• _Task inputs_
=== Section Start ===

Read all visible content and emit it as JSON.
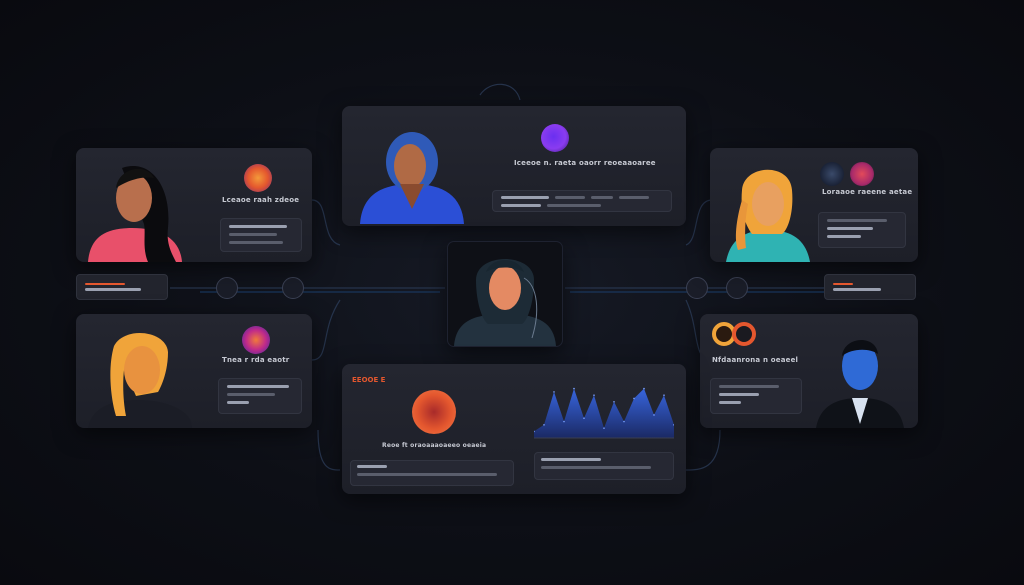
{
  "colors": {
    "background": "#0d0f16",
    "card": "#22242d",
    "accent_blue": "#2b4fd6",
    "accent_orange": "#e4572e",
    "accent_purple": "#8a3cf0",
    "accent_pink": "#e8506a",
    "accent_teal": "#2fb3b3"
  },
  "cards": {
    "top_center": {
      "title": "Iceeoe n. raeta oaorr reoeaaoaree"
    },
    "left_top": {
      "title": "Lceaoe raah zdeoe"
    },
    "left_bottom": {
      "title": "Tnea r rda eaotr"
    },
    "right_top": {
      "title": "Loraaoe raeene aetae"
    },
    "right_bottom": {
      "title": "Nfdaanrona n oeaeel"
    },
    "bottom_center": {
      "header": "EEOOE E",
      "caption": "Reoe ft oraoaaaoaeeo oeaeia"
    }
  },
  "icons": {
    "avatars": [
      "woman-dark-hair-avatar",
      "man-blue-avatar",
      "woman-blonde-avatar",
      "woman-yellow-hair-avatar",
      "man-suit-avatar",
      "woman-hood-avatar"
    ],
    "badges": [
      "orange-badge-icon",
      "purple-badge-icon",
      "pink-badge-icon",
      "red-badge-icon",
      "ring-badge-icon",
      "dark-badge-icon"
    ]
  },
  "chart_data": {
    "type": "area",
    "series": [
      {
        "values": [
          4,
          8,
          28,
          10,
          30,
          12,
          26,
          6,
          22,
          10,
          24,
          30,
          14,
          26,
          8
        ]
      }
    ],
    "ylim": [
      0,
      34
    ]
  }
}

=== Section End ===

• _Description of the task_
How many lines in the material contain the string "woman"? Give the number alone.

• _Answer to this task_
4